Using PowerShell on the local server, add it to the domain. In our example we are using the domain “NewCo” and it needs to be replace with your domain name.
Add-Computer -DomainName "NewCo"
The system will request a login, including the domain.
After the reboot, check the configuration.
SCONFIG command is convenient for this and several other functions.
From a DOS command prompt, run the command
In the example above, the system is now renamed and joined to the domain NewCo.
Enable Remote PowerShell
The following command allows remote PowerShell commands from your management servers to the Server Core servers.
Configure Firewall Rules
Enable-NetFirewallRule -DisplayGroup "Remote Service Management"
The Remote Service Management firewall group opens a group of management services. These services can be enabled individually for finer security control. These services include:
|MMC Snap-in||Rule Group|
|Event Viewer||Remote Event Log Management|
|Services||Remote Service Management|
|Shared Folders||File and Printer Sharing|
|Task Scheduler||Remote Scheduled Tasks Management|
|Reliability and Performance||“Performance Logs and Alerts” and “File and Printer Sharing”|
|Disk Management||Remote Volume Management|
|Windows Firewall with Advanced Security||Windows Firewall Remote Management|
Run the following PowerShell commands on the Server Core system. These are required by some of the management services.
Set-Service -Name PlugPlay -StartupType Automatic
Set-Service -Name RemoteRegistry -StartupType Automatic
Set-Service -Name vds -StartupType Automatic
Test Remote Management
Windows Core is managed by remote services such as MMC plug-ins such as Services, Advanced Firewall, Event Viewer and several others, and with Server Manager and PowerShell Remoting. These services have to be run on a server with a GUI, such as a Windows 10 desktop or another server or VM running Windows 2012r2 or Windows 2016.
MMC Plug-in Consoles
Log into a management server with a GUI.
Start an MMC blank console by typing
MMC into a PowerShell or DOS command shell.
Add the Computer Management plug-in:
File > Add/Remove Snap-in
Select Computer Management Snap-in and click ADD
Select Another Computer and add the computer name or IP address
You should have an MMC console with a group of Computer Management Snap-Ins.
The Firewall plug-in has to be added separately. Add this plug-in using the same procedure.

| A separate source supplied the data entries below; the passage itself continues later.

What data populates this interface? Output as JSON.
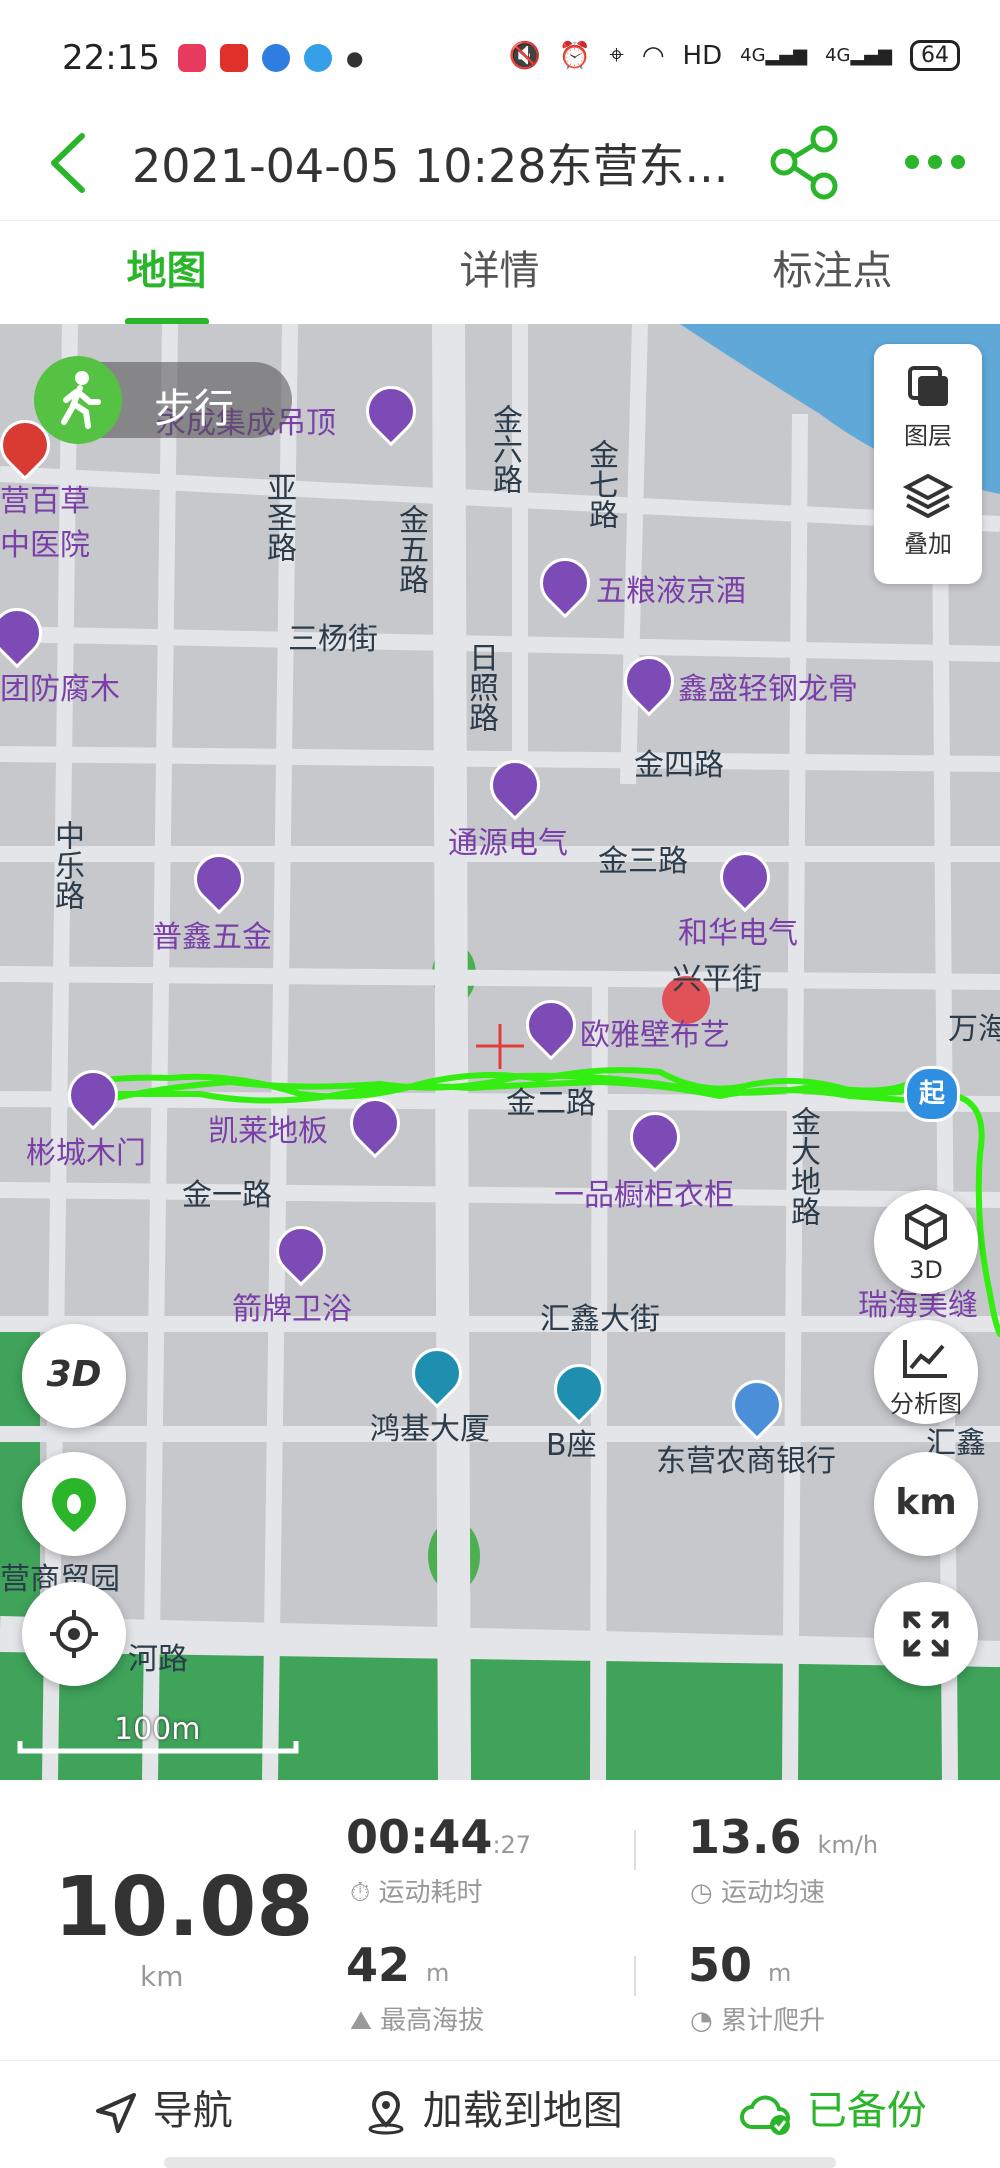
{
  "status_bar": {
    "time": "22:15",
    "network": "HD",
    "signal_1": "4G",
    "signal_2": "4G",
    "battery": "64"
  },
  "header": {
    "title": "2021-04-05 10:28东营东..."
  },
  "tabs": [
    {
      "label": "地图",
      "active": true
    },
    {
      "label": "详情",
      "active": false
    },
    {
      "label": "标注点",
      "active": false
    }
  ],
  "map": {
    "mode_label": "步行",
    "layers_label": "图层",
    "overlay_label": "叠加",
    "btn_3d_label": "3D",
    "analysis_label": "分析图",
    "km_label": "km",
    "scale_label": "100m",
    "start_label": "起",
    "street_labels": {
      "jinliu": "金六路",
      "jinqi": "金七路",
      "yasheng": "亚圣路",
      "jinwu": "金五路",
      "sanyang": "三杨街",
      "rizhao": "日照路",
      "jinsi": "金四路",
      "zhongle": "中乐路",
      "jinsan": "金三路",
      "xingping": "兴平街",
      "jiner": "金二路",
      "jinda": "金大地路",
      "jinyi": "金一路",
      "huixin": "汇鑫大街",
      "he": "河路",
      "wanhai": "万海"
    },
    "poi_labels": {
      "jicheng": "永成集成吊顶",
      "baicao": "营百草中医院",
      "wuliangye": "五粮液京酒",
      "fangfu": "团防腐木",
      "xinsheng": "鑫盛轻钢龙骨",
      "tongyuan": "通源电气",
      "puxin": "普鑫五金",
      "hehua": "和华电气",
      "ouya": "欧雅壁布艺",
      "bincheng": "彬城木门",
      "kailai": "凯莱地板",
      "yipin": "一品橱柜衣柜",
      "jianpai": "箭牌卫浴",
      "ruihai": "瑞海美缝",
      "hongji": "鸿基大厦",
      "bzuo": "B座",
      "nongshang": "东营农商银行",
      "huixin2": "汇鑫",
      "shangmao": "营商贸园"
    }
  },
  "stats": {
    "distance_value": "10.08",
    "distance_unit": "km",
    "duration_value": "00:44",
    "duration_seconds": ":27",
    "duration_label": "运动耗时",
    "speed_value": "13.6",
    "speed_unit": "km/h",
    "speed_label": "运动均速",
    "altitude_value": "42",
    "altitude_unit": "m",
    "altitude_label": "最高海拔",
    "climb_value": "50",
    "climb_unit": "m",
    "climb_label": "累计爬升"
  },
  "bottom_bar": {
    "navigate": "导航",
    "load_to_map": "加载到地图",
    "backed_up": "已备份"
  },
  "colors": {
    "accent": "#2bb52b",
    "track": "#33ee10",
    "poi": "#7c4bb5"
  }
}
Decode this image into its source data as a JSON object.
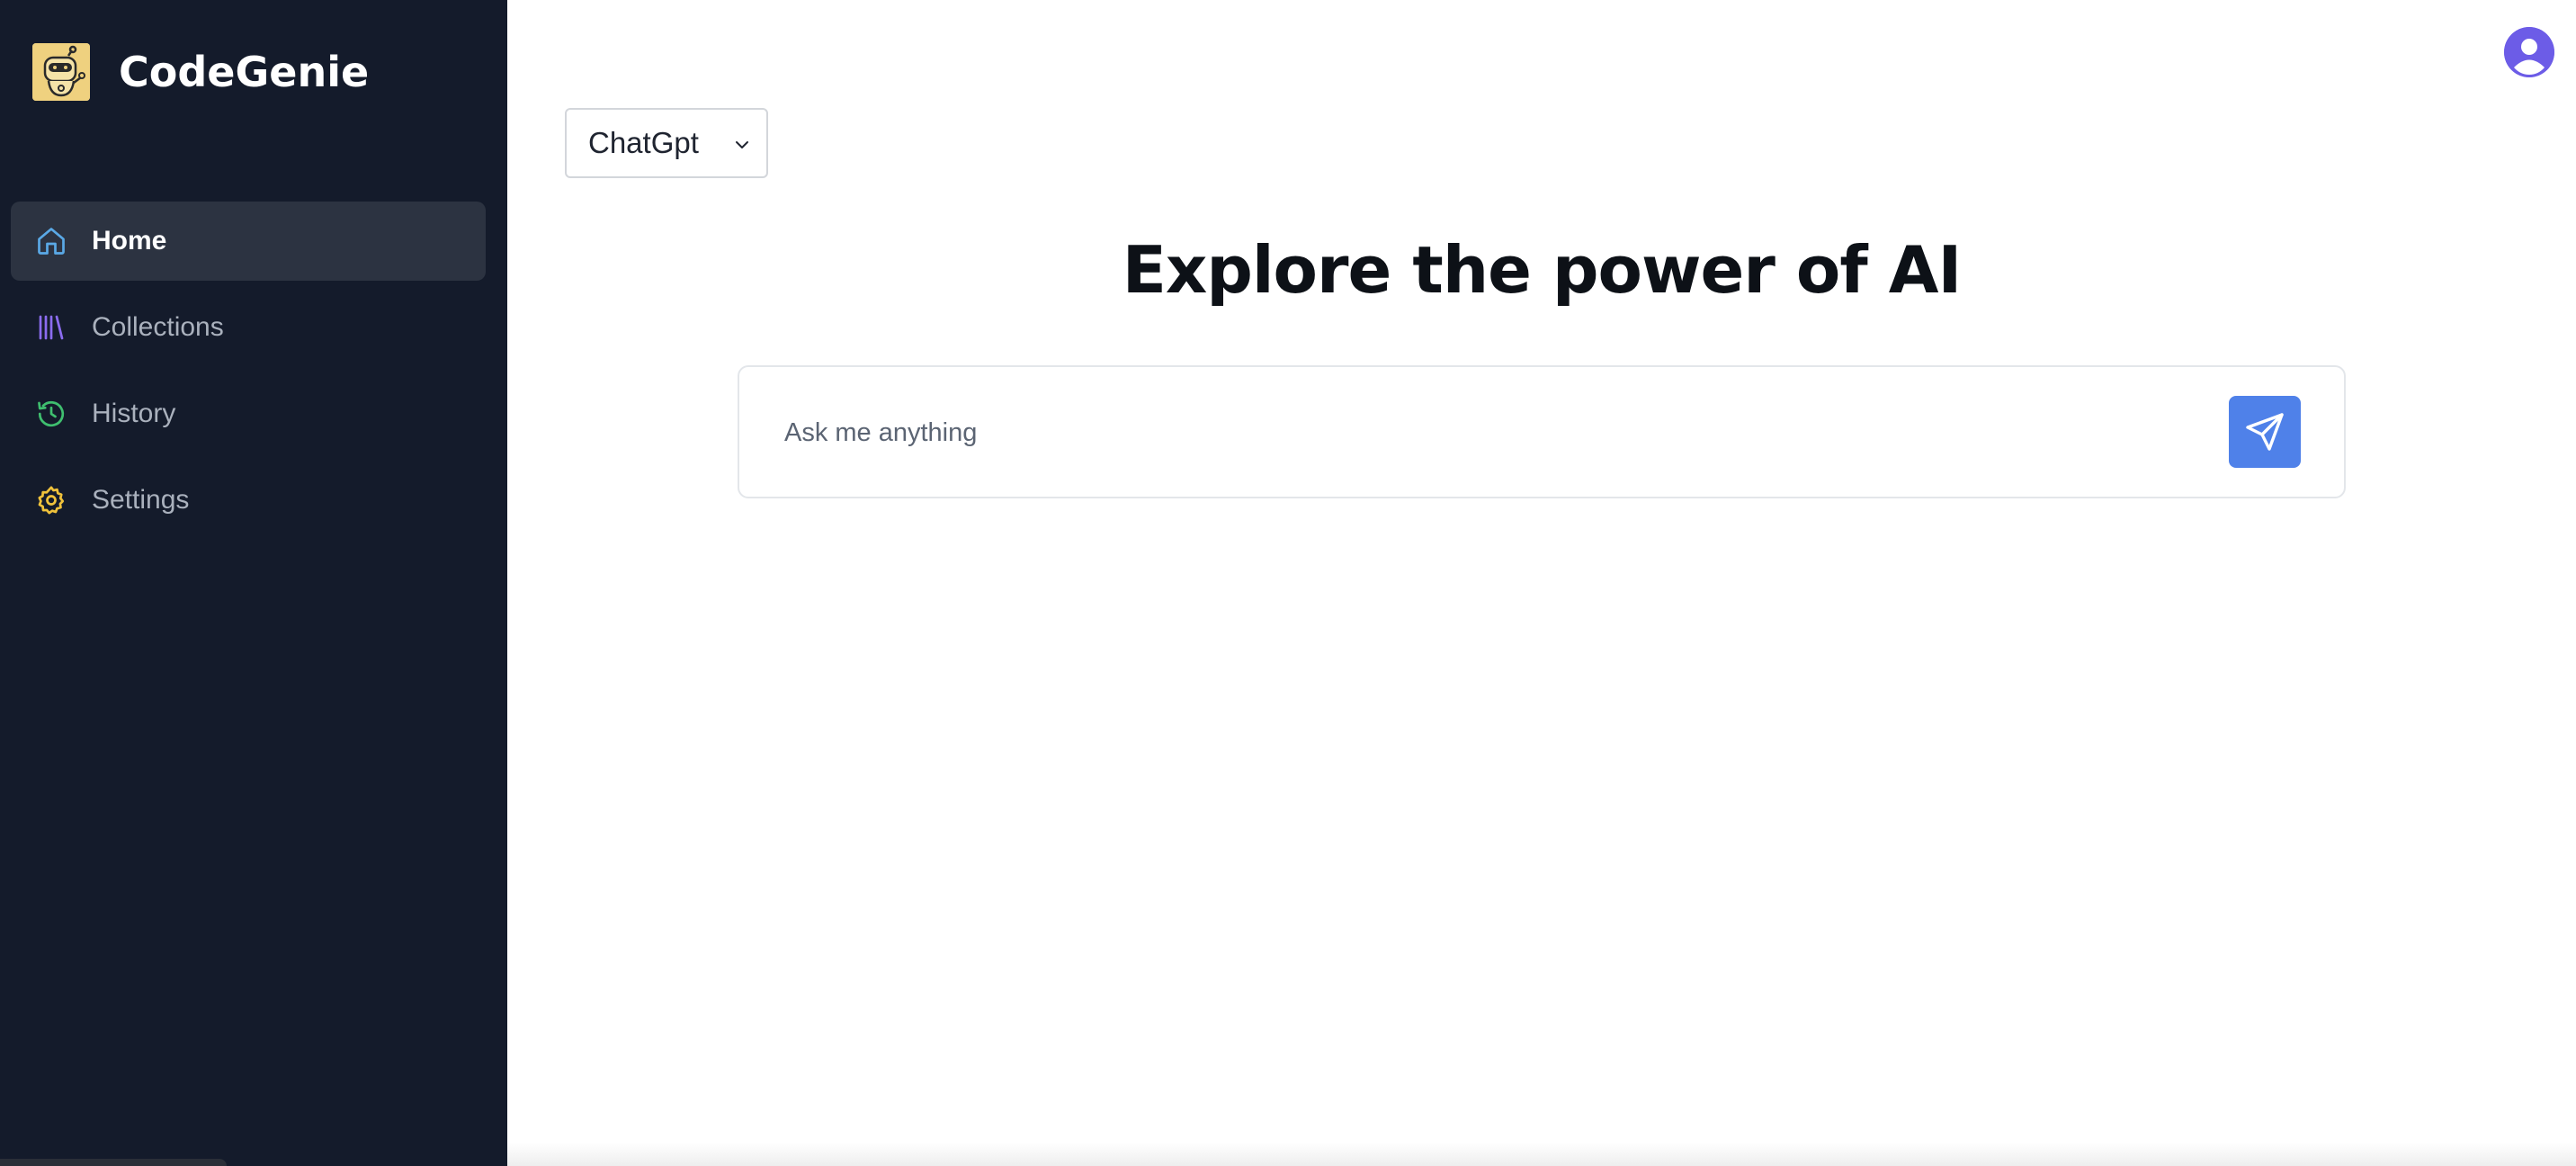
{
  "brand": {
    "name": "CodeGenie",
    "logo_icon": "robot-icon",
    "logo_color": "#efd17f"
  },
  "sidebar": {
    "background": "#141b2b",
    "items": [
      {
        "label": "Home",
        "icon": "home-icon",
        "icon_color": "#5aa9e6",
        "active": true
      },
      {
        "label": "Collections",
        "icon": "library-icon",
        "icon_color": "#8b6cf0",
        "active": false
      },
      {
        "label": "History",
        "icon": "history-icon",
        "icon_color": "#3fbf6f",
        "active": false
      },
      {
        "label": "Settings",
        "icon": "gear-icon",
        "icon_color": "#f0c23b",
        "active": false
      }
    ]
  },
  "header": {
    "avatar_icon": "user-avatar-icon",
    "avatar_color": "#6c5ce7"
  },
  "model_select": {
    "selected": "ChatGpt"
  },
  "main": {
    "title": "Explore the power of AI",
    "prompt": {
      "value": "",
      "placeholder": "Ask me anything",
      "send_icon": "send-icon",
      "send_color": "#4f81e9"
    }
  }
}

The Firewall GUI for the Server Core is now available.
The Server Core is now exposed to a broad set of MMC management utilities.
Server Manager provides a single pane of glass to manage servers and should be ready to use.
To test this, start Server Manager on your management server.
To connect to a Server Core server:
Select All Servers (right click) Add Servers
Then add the name of the new server and click “Find Now”.
Select the server in the window and click on the arrow button.
And the server is available to manage.
Right click on the server record and a list of management features are available.
Remote Desktop Connection
Remote Desktop can now be used to connect to the Server Core environment.
Connect to your new core server via Server Manager
Naturally this is still a command line interface.
PowerShell remote commands should also work.
Connect to PowerShell via Server Manager.
Or run commands remotely from your management server. PowerShell remote commands are done via various syntaxes.
The Server Core is now manageable and is ready to be configured for your infrastructure.